• [Problem to work on]: Scan the entries below for lines holding "ScorePoints". Give the number of such lines alone.

The records below:

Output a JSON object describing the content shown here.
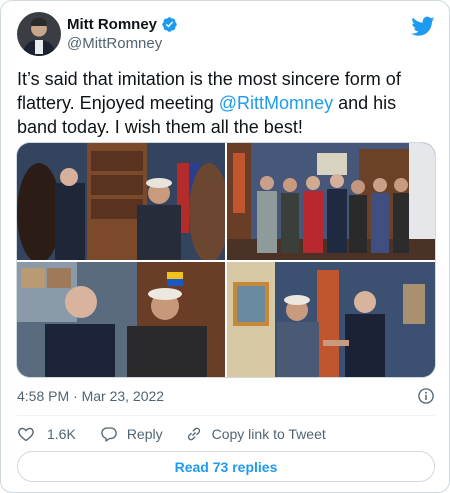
{
  "author": {
    "display_name": "Mitt Romney",
    "handle": "@MittRomney",
    "verified_icon": "verified-badge-icon",
    "brand_icon": "twitter-bird-icon"
  },
  "tweet": {
    "text_before": "It’s said that imitation is the most sincere form of flattery. Enjoyed meeting ",
    "mention": "@RittMomney",
    "text_after": " and his band today. I wish them all the best!"
  },
  "media": {
    "photos": [
      {
        "icon": "photo-1"
      },
      {
        "icon": "photo-2"
      },
      {
        "icon": "photo-3"
      },
      {
        "icon": "photo-4"
      }
    ]
  },
  "meta": {
    "timestamp": "4:58 PM · Mar 23, 2022",
    "info_icon": "info-icon"
  },
  "actions": {
    "like_count": "1.6K",
    "reply_label": "Reply",
    "copy_link_label": "Copy link to Tweet"
  },
  "read_replies_label": "Read 73 replies",
  "colors": {
    "accent": "#1d9bf0",
    "text_primary": "#0f1419",
    "text_secondary": "#536471",
    "border": "#cfd9de"
  }
}
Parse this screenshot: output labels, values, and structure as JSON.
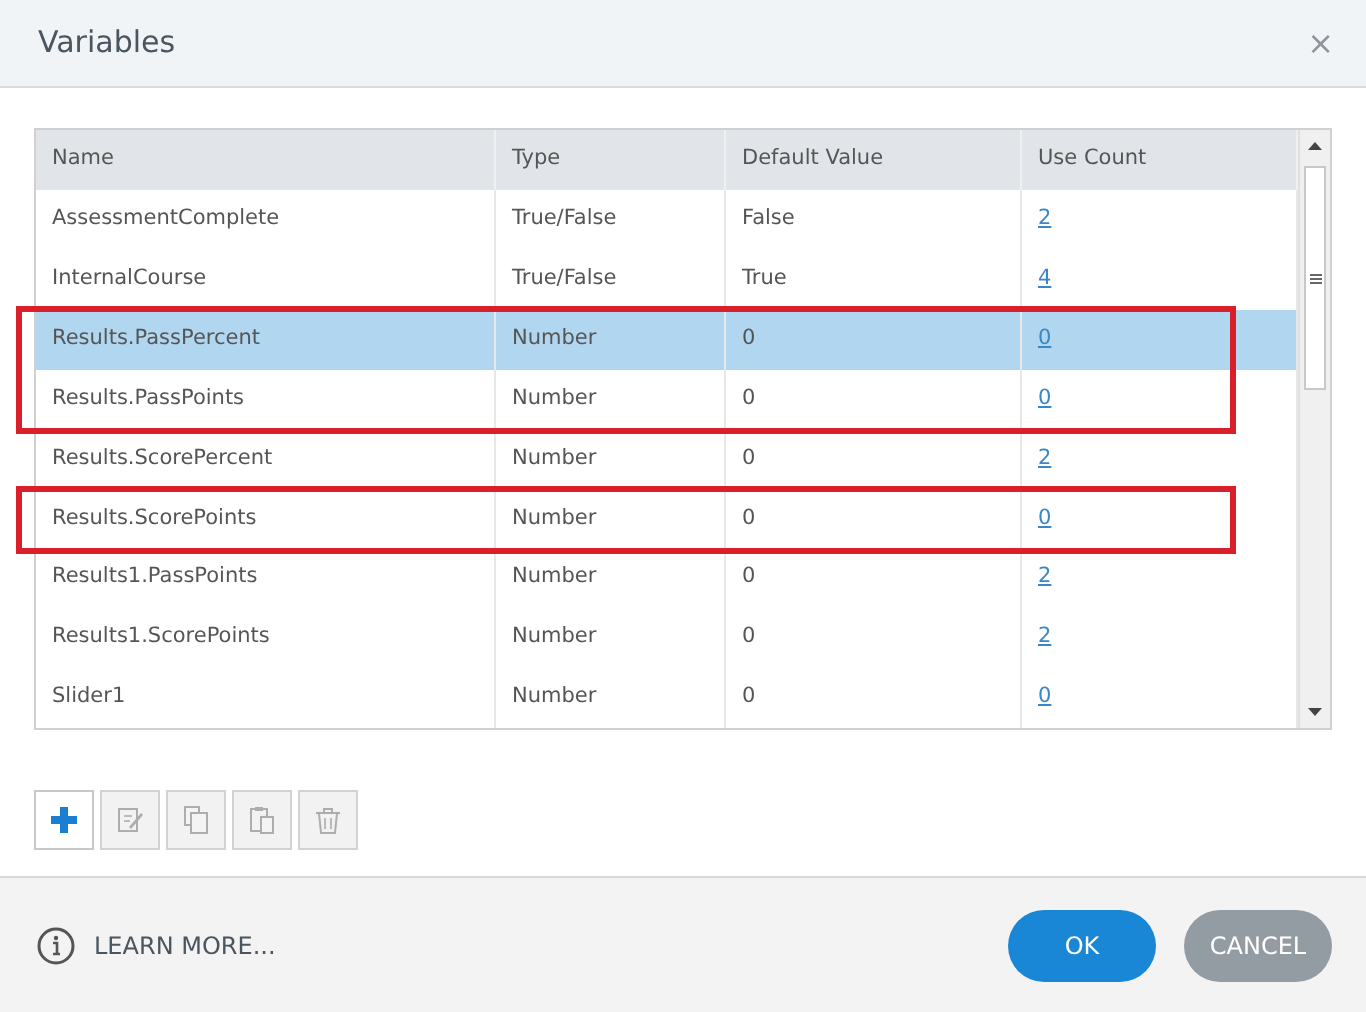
{
  "window": {
    "title": "Variables",
    "close": "×"
  },
  "table": {
    "columns": [
      "Name",
      "Type",
      "Default Value",
      "Use Count"
    ],
    "rows": [
      {
        "name": "AssessmentComplete",
        "type": "True/False",
        "default_value": "False",
        "use_count": "2",
        "selected": false,
        "outlined": false
      },
      {
        "name": "InternalCourse",
        "type": "True/False",
        "default_value": "True",
        "use_count": "4",
        "selected": false,
        "outlined": false
      },
      {
        "name": "Results.PassPercent",
        "type": "Number",
        "default_value": "0",
        "use_count": "0",
        "selected": true,
        "outlined": true
      },
      {
        "name": "Results.PassPoints",
        "type": "Number",
        "default_value": "0",
        "use_count": "0",
        "selected": false,
        "outlined": true
      },
      {
        "name": "Results.ScorePercent",
        "type": "Number",
        "default_value": "0",
        "use_count": "2",
        "selected": false,
        "outlined": false
      },
      {
        "name": "Results.ScorePoints",
        "type": "Number",
        "default_value": "0",
        "use_count": "0",
        "selected": false,
        "outlined": true
      },
      {
        "name": "Results1.PassPoints",
        "type": "Number",
        "default_value": "0",
        "use_count": "2",
        "selected": false,
        "outlined": false
      },
      {
        "name": "Results1.ScorePoints",
        "type": "Number",
        "default_value": "0",
        "use_count": "2",
        "selected": false,
        "outlined": false
      },
      {
        "name": "Slider1",
        "type": "Number",
        "default_value": "0",
        "use_count": "0",
        "selected": false,
        "outlined": false
      }
    ]
  },
  "toolbar": [
    {
      "kind": "add",
      "disabled": false
    },
    {
      "kind": "edit",
      "disabled": true
    },
    {
      "kind": "copy",
      "disabled": true
    },
    {
      "kind": "paste",
      "disabled": true
    },
    {
      "kind": "delete",
      "disabled": true
    }
  ],
  "footer": {
    "learn_more": "LEARN MORE...",
    "buttons": [
      {
        "label": "OK",
        "kind": "primary"
      },
      {
        "label": "CANCEL",
        "kind": "secondary"
      }
    ]
  }
}
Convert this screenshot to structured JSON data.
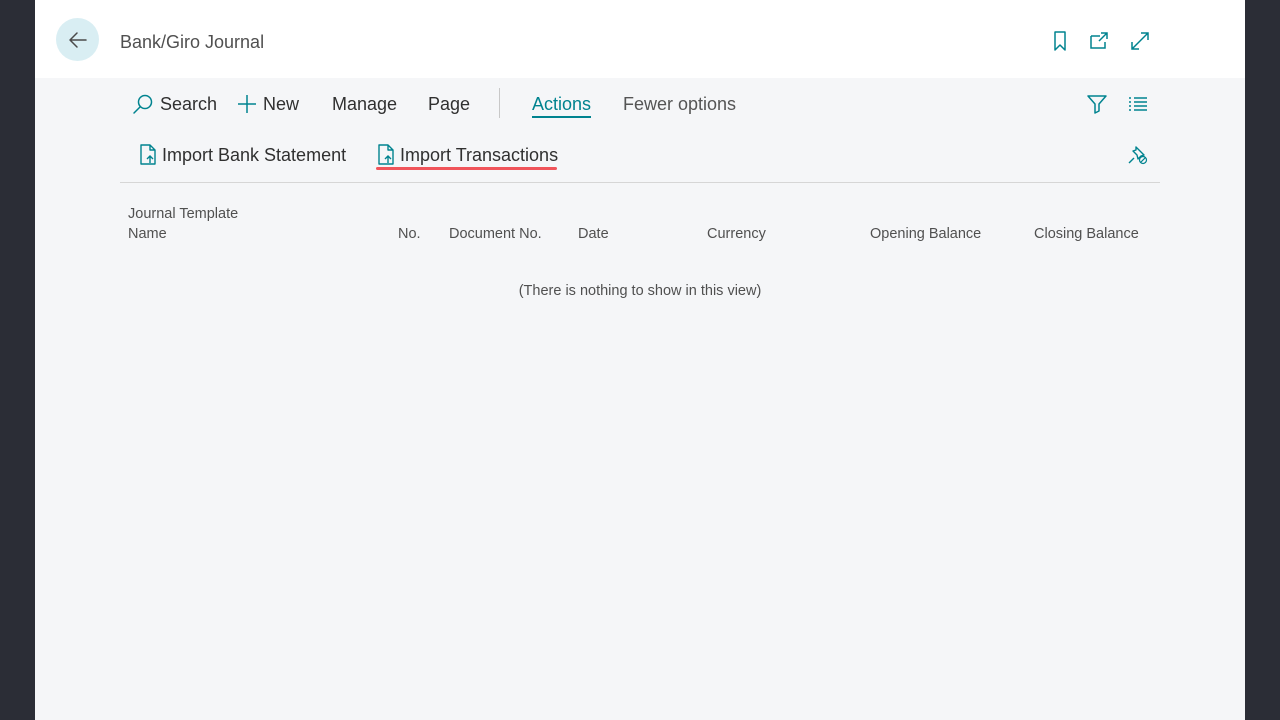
{
  "header": {
    "title": "Bank/Giro Journal",
    "icons": [
      "back-arrow-icon",
      "bookmark-icon",
      "open-in-new-window-icon",
      "expand-icon"
    ]
  },
  "toolbar": {
    "search_label": "Search",
    "new_label": "New",
    "manage_label": "Manage",
    "page_label": "Page",
    "actions_label": "Actions",
    "fewer_options_label": "Fewer options"
  },
  "actions": {
    "import_bank_statement_label": "Import Bank Statement",
    "import_transactions_label": "Import Transactions"
  },
  "table": {
    "columns": [
      {
        "line1": "Journal Template",
        "line2": "Name"
      },
      {
        "line1": "",
        "line2": "No."
      },
      {
        "line1": "",
        "line2": "Document No."
      },
      {
        "line1": "",
        "line2": "Date"
      },
      {
        "line1": "",
        "line2": "Currency"
      },
      {
        "line1": "",
        "line2": "Opening Balance"
      },
      {
        "line1": "",
        "line2": "Closing Balance"
      }
    ],
    "empty_message": "(There is nothing to show in this view)"
  },
  "colors": {
    "accent": "#00838f",
    "highlight": "#f0545a",
    "back_button_bg": "#d9eef3"
  }
}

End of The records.

• [Exercise result]: 2